» Task instructions: Would you return the listing that follows exactly, leaving its pictures behind?

━━━━━ Exercise materials ━━━━━

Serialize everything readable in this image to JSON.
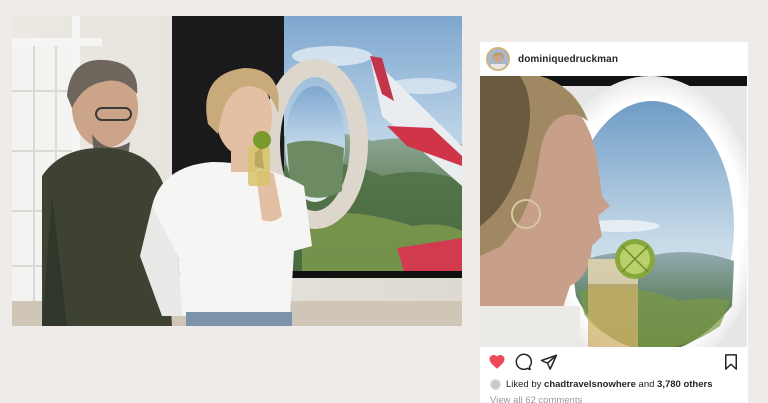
{
  "post": {
    "username": "dominiquedruckman",
    "liked_by_prefix": "Liked by",
    "liked_by_user": "chadtravelsnowhere",
    "liked_by_and": "and",
    "liked_by_count": "3,780 others",
    "view_comments": "View all 62 comments"
  },
  "icons": {
    "like": "heart-icon",
    "comment": "comment-icon",
    "share": "share-icon",
    "bookmark": "bookmark-icon"
  },
  "colors": {
    "background": "#eeebe8",
    "like_red": "#ed4956",
    "text": "#262626",
    "muted": "#999999"
  }
}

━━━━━

» Solution:
Serialize everything readable in this image to JSON.
{
  "post": {
    "username": "dominiquedruckman",
    "liked_by_prefix": "Liked by",
    "liked_by_user": "chadtravelsnowhere",
    "liked_by_and": "and",
    "liked_by_count": "3,780 others",
    "view_comments": "View all 62 comments"
  },
  "icons": {
    "like": "heart-icon",
    "comment": "comment-icon",
    "share": "share-icon",
    "bookmark": "bookmark-icon"
  },
  "colors": {
    "background": "#eeebe8",
    "like_red": "#ed4956",
    "text": "#262626",
    "muted": "#999999"
  }
}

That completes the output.